Pet is a cytotoxic autotransporter protein secreted by the pathogenic enteroaggregative Escherichia coli strain 042. Expression of Pet is co-dependent on two global transcription regulators: CRP (cyclic AMP receptor protein) and Fis (factor for inversion stimulation). At the pet promoter CRP binds to a single site centred at position -40.5 upstream of the start site for transcription. Due to the suboptimal positioning of this site, CRP alone activates transcription poorly and requires Fis to bind upstream to promote full activation. Here, we show that CRP and Fis control the expression of other important autotransporter toxins, namely Sat from uropathogenic E. coli (UPEC) and SigA from Shigella sonnei, and that this regulation has been conserved in different pathogens. Furthermore, we investigate the mechanism of Fis-mediated co-activation, exploiting a series of semi-synthetic promoters, with similar architecture to the pet promoter. We show that, when bound at position -40.5, CRP recruits RNA polymerase inefficiently and that Fis compensates by aiding polymerase recruitment through a direct protein–protein interaction.

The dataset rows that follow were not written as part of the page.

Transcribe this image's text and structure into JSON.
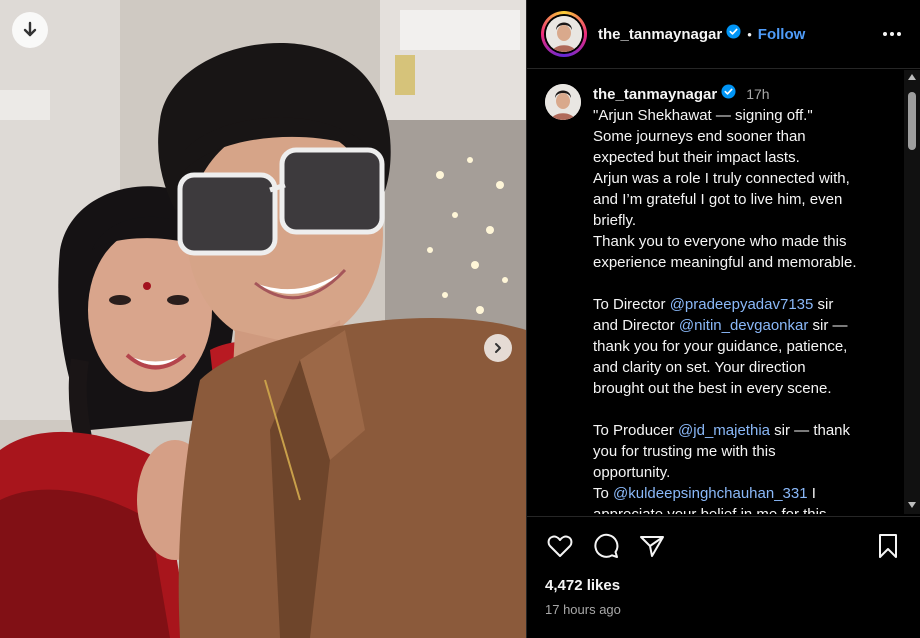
{
  "post": {
    "username": "the_tanmaynagar",
    "follow_label": "Follow",
    "separator": "•",
    "time_short": "17h",
    "likes": "4,472 likes",
    "posted_ago": "17 hours ago"
  },
  "caption": {
    "lines": [
      "\"Arjun Shekhawat — signing off.\"",
      "Some journeys end sooner than",
      "expected but their impact lasts.",
      "Arjun was a role I truly connected with,",
      "and I’m grateful I got to live him, even",
      "briefly.",
      "Thank you to everyone who made this",
      "experience meaningful and memorable."
    ],
    "director_line1_prefix": "To Director ",
    "director_mention1": "@pradeepyadav7135",
    "director_line1_suffix": " sir",
    "director_line2_prefix": "and Director ",
    "director_mention2": "@nitin_devgaonkar",
    "director_line2_suffix": " sir —",
    "director_lines": [
      "thank you for your guidance, patience,",
      "and clarity on set. Your direction",
      "brought out the best in every scene."
    ],
    "producer_prefix": "To Producer ",
    "producer_mention": "@jd_majethia",
    "producer_suffix": " sir — thank",
    "producer_lines": [
      "you for trusting me with this",
      "opportunity."
    ],
    "last_prefix": "To ",
    "last_mention": "@kuldeepsinghchauhan_331",
    "last_suffix": " I",
    "cut_line": "appreciate your belief in me for this"
  },
  "icons": {
    "download": "download-icon",
    "next": "chevron-right-icon",
    "more": "more-options-icon",
    "like": "heart-icon",
    "comment": "comment-icon",
    "share": "share-icon",
    "save": "bookmark-icon",
    "verified": "verified-badge-icon"
  },
  "colors": {
    "background": "#000000",
    "link": "#4f9cf9",
    "mention": "#8ab8f8",
    "muted": "#a8a8a8",
    "verified": "#0095f6"
  }
}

We demonstrate that other suitably positioned upstream transcription factors, which directly recruit RNA polymerase, can also compensate for the inappropriate positioning of CRP. We propose that this is a simple ‘shared-recruitment’ mechanism, by which co-dependence of promoters on two transcription factors could evolve.

You do not currently have access to this content.